Japan’s plan for Fukushima wastewater meets a wall of mistrust in Asia

The government in Tokyo says criticism of its intention to release treated water into the ocean is unscientific. South Korea has called the proposal “utterly intolerable.”
www.nytimes.com

Could the pandemic prompt an 'epidemic of loss' of women in the sciences?

Even before the pandemic, many female scientists felt unsupported in their fields. Now, some are hitting a breaking point.
www.nytimes.com

The next level in office amenities: wild horses

The mustangs at a Nevada office park are an example of the outrageous perks that businesses dangle to impress job candidates, but wildlife advocates are pushing back on efforts to market them.
www.nytimes.com

John Kerry heads to China to talk climate

After contentious talks in Alaska, the visit by President Biden’s climate envoy could signal that the two countries are willing work together on some issues, even as they clash on others.
www.nytimes.com

This glacier in Alaska is moving 100 times faster than normal

The Muldrow Glacier, on the north side of Mount Denali, is undergoing a rare surge.
www.nytimes.com

New rule in cycling forbids the tossing of water bottles

Riders’ water bottles are treasured souvenirs among cycling fans.
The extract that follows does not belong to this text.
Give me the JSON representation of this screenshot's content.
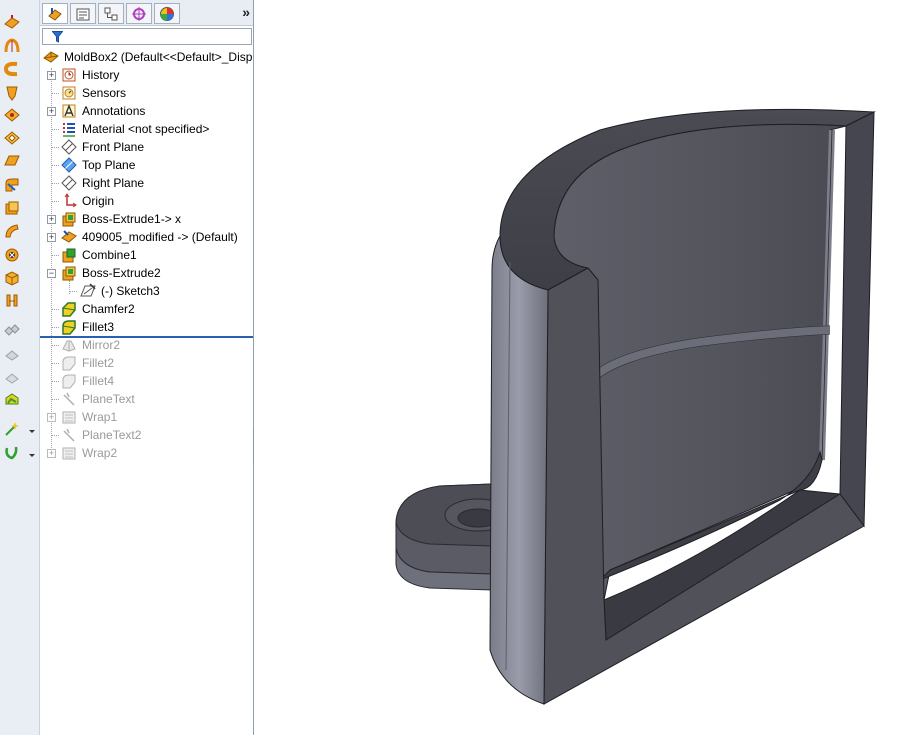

Cyclists are unhappy with a new rule that outlaws tossing them into the crowd.